If a line in the entries contains the string "Microsoft", include that line in your answer.

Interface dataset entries
#####

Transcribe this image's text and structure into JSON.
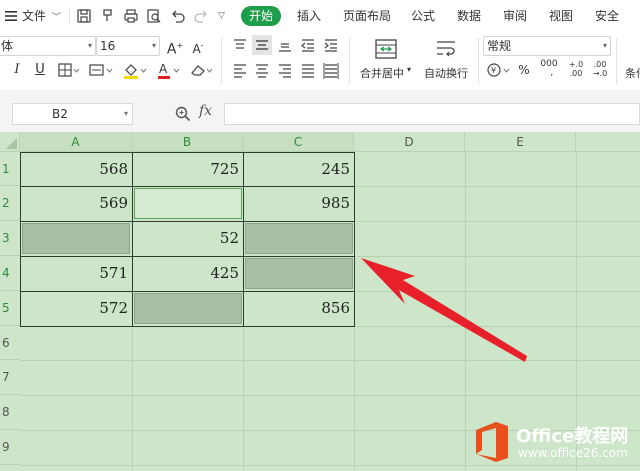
{
  "menu": {
    "file": "文件",
    "tabs": [
      "开始",
      "插入",
      "页面布局",
      "公式",
      "数据",
      "审阅",
      "视图",
      "安全"
    ]
  },
  "toolbar": {
    "font_name": "体",
    "font_size": "16",
    "number_format": "常规",
    "merge_center": "合并居中",
    "wrap_text": "自动换行",
    "cond_format": "条件"
  },
  "formula_bar": {
    "name_box": "B2",
    "fx": "fx"
  },
  "sheet": {
    "columns": [
      "A",
      "B",
      "C",
      "D",
      "E"
    ],
    "rows": [
      "1",
      "2",
      "3",
      "4",
      "5",
      "6",
      "7",
      "8",
      "9"
    ],
    "cells": {
      "A1": "568",
      "B1": "725",
      "C1": "245",
      "A2": "569",
      "C2": "985",
      "B3": "52",
      "A4": "571",
      "B4": "425",
      "A5": "572",
      "C5": "856"
    }
  },
  "colors": {
    "accent": "#1e9e4a",
    "sheet_bg": "#cde6c9",
    "blank_fill": "#a9bfa5",
    "arrow": "#e8202a",
    "logo_orange": "#e8511e"
  },
  "watermark": {
    "brand": "Office教程网",
    "url": "www.office26.com"
  }
}
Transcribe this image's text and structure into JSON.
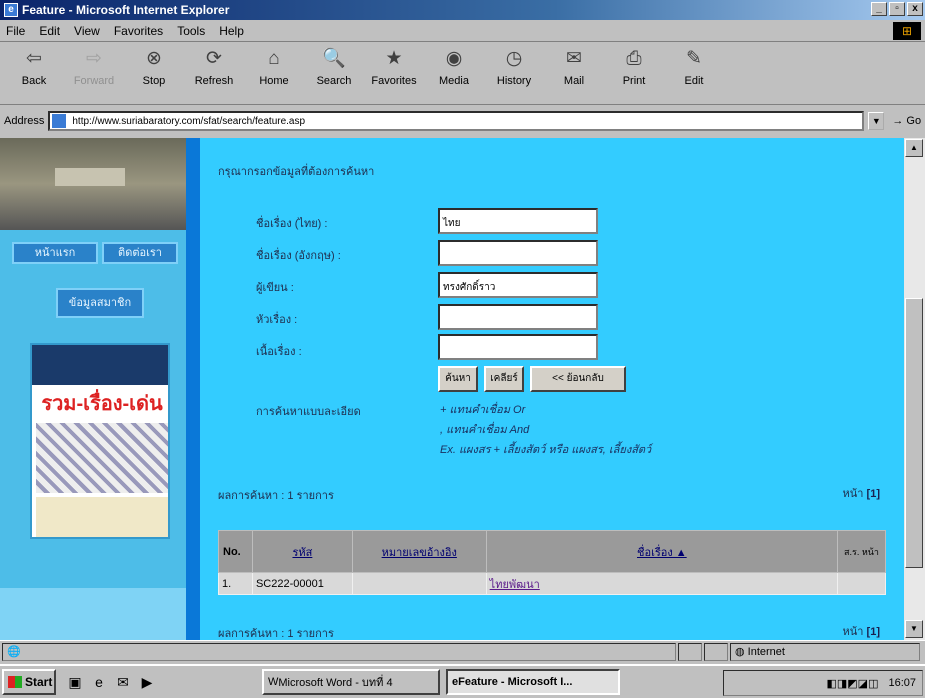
{
  "window": {
    "title": "Feature - Microsoft Internet Explorer",
    "min": "_",
    "max": "▫",
    "close": "x"
  },
  "menu": [
    "File",
    "Edit",
    "View",
    "Favorites",
    "Tools",
    "Help"
  ],
  "toolbar": [
    {
      "label": "Back",
      "icon": "⇦"
    },
    {
      "label": "Forward",
      "icon": "⇨"
    },
    {
      "label": "Stop",
      "icon": "⊗"
    },
    {
      "label": "Refresh",
      "icon": "⟳"
    },
    {
      "label": "Home",
      "icon": "⌂"
    },
    {
      "label": "Search",
      "icon": "🔍"
    },
    {
      "label": "Favorites",
      "icon": "★"
    },
    {
      "label": "Media",
      "icon": "◉"
    },
    {
      "label": "History",
      "icon": "◷"
    },
    {
      "label": "Mail",
      "icon": "✉"
    },
    {
      "label": "Print",
      "icon": "⎙"
    },
    {
      "label": "Edit",
      "icon": "✎"
    }
  ],
  "address": {
    "label": "Address",
    "url": "http://www.suriabaratory.com/sfat/search/feature.asp",
    "go": "Go"
  },
  "left": {
    "nav1": "หน้าแรก",
    "nav2": "ติดต่อเรา",
    "nav3": "ข้อมูลสมาชิก",
    "poster_title": "รวม-เรื่อง-เด่น"
  },
  "form": {
    "prompt": "กรุณากรอกข้อมูลที่ต้องการค้นหา",
    "fields": [
      {
        "label": "ชื่อเรื่อง (ไทย) :",
        "value": "ไทย"
      },
      {
        "label": "ชื่อเรื่อง (อังกฤษ) :",
        "value": ""
      },
      {
        "label": "ผู้เขียน :",
        "value": "ทรงศักดิ์ราว"
      },
      {
        "label": "หัวเรื่อง :",
        "value": ""
      },
      {
        "label": "เนื้อเรื่อง :",
        "value": ""
      }
    ],
    "btn_search": "ค้นหา",
    "btn_clear": "เคลียร์",
    "btn_back": "<< ย้อนกลับ",
    "hint_label": "การค้นหาแบบละเอียด",
    "hints": [
      "+ แทนคำเชื่อม Or",
      ", แทนคำเชื่อม And",
      "Ex. แผงสร + เลี้ยงสัตว์ หรือ แผงสร, เลี้ยงสัตว์"
    ]
  },
  "results": {
    "summary_top": "ผลการค้นหา : 1 รายการ",
    "summary_bottom": "ผลการค้นหา : 1 รายการ",
    "pages_label": "หน้า",
    "pages_value": "[1]",
    "headers": [
      "No.",
      "รหัส",
      "หมายเลขอ้างอิง",
      "ชื่อเรื่อง ▲",
      "ส.ร. หน้า"
    ],
    "rows": [
      {
        "no": "1.",
        "code": "SC222-00001",
        "ref": "",
        "title": "ไทยพัฒนา",
        "page": ""
      }
    ]
  },
  "status": {
    "text": "",
    "zone": "Internet"
  },
  "taskbar": {
    "start": "Start",
    "tasks": [
      "Microsoft Word - บทที่ 4",
      "Feature - Microsoft I..."
    ],
    "clock": "16:07"
  }
}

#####

Task result:
    "title": "Feature - Microsoft Internet Explorer",
      "Microsoft Word - บทที่ 4",
      "Feature - Microsoft I..."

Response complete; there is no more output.